**DIRECTIONS:**
Every entry here should be copied exactly.

**THE INPUT:**
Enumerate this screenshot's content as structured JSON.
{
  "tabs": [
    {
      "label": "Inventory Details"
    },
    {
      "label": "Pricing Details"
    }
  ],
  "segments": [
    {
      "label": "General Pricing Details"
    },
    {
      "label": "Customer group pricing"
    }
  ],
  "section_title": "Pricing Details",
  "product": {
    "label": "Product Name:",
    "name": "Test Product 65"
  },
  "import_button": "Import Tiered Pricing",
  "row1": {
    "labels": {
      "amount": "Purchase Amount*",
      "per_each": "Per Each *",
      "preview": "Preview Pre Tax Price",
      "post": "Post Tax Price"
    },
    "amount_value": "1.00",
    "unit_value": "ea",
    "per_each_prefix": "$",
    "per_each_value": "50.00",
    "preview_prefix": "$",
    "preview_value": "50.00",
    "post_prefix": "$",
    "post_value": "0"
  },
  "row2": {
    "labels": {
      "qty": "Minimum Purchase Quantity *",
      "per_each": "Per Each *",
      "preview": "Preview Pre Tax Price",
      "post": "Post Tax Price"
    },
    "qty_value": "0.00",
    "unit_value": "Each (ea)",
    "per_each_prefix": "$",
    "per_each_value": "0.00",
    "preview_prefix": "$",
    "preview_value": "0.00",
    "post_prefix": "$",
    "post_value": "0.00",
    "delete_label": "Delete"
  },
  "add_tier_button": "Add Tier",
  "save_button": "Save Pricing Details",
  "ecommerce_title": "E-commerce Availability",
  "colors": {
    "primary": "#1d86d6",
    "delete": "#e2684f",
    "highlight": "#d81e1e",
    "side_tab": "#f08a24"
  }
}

**EXERCISE SOLUTION:**
Enumerate this screenshot's content as structured JSON.
{
  "tabs": [
    {
      "label": "Inventory Details"
    },
    {
      "label": "Pricing Details"
    }
  ],
  "segments": [
    {
      "label": "General Pricing Details"
    },
    {
      "label": "Customer group pricing"
    }
  ],
  "section_title": "Pricing Details",
  "product": {
    "label": "Product Name:",
    "name": "Test Product 65"
  },
  "import_button": "Import Tiered Pricing",
  "row1": {
    "labels": {
      "amount": "Purchase Amount*",
      "per_each": "Per Each *",
      "preview": "Preview Pre Tax Price",
      "post": "Post Tax Price"
    },
    "amount_value": "1.00",
    "unit_value": "ea",
    "per_each_prefix": "$",
    "per_each_value": "50.00",
    "preview_prefix": "$",
    "preview_value": "50.00",
    "post_prefix": "$",
    "post_value": "0"
  },
  "row2": {
    "labels": {
      "qty": "Minimum Purchase Quantity *",
      "per_each": "Per Each *",
      "preview": "Preview Pre Tax Price",
      "post": "Post Tax Price"
    },
    "qty_value": "0.00",
    "unit_value": "Each (ea)",
    "per_each_prefix": "$",
    "per_each_value": "0.00",
    "preview_prefix": "$",
    "preview_value": "0.00",
    "post_prefix": "$",
    "post_value": "0.00",
    "delete_label": "Delete"
  },
  "add_tier_button": "Add Tier",
  "save_button": "Save Pricing Details",
  "ecommerce_title": "E-commerce Availability",
  "colors": {
    "primary": "#1d86d6",
    "delete": "#e2684f",
    "highlight": "#d81e1e",
    "side_tab": "#f08a24"
  }
}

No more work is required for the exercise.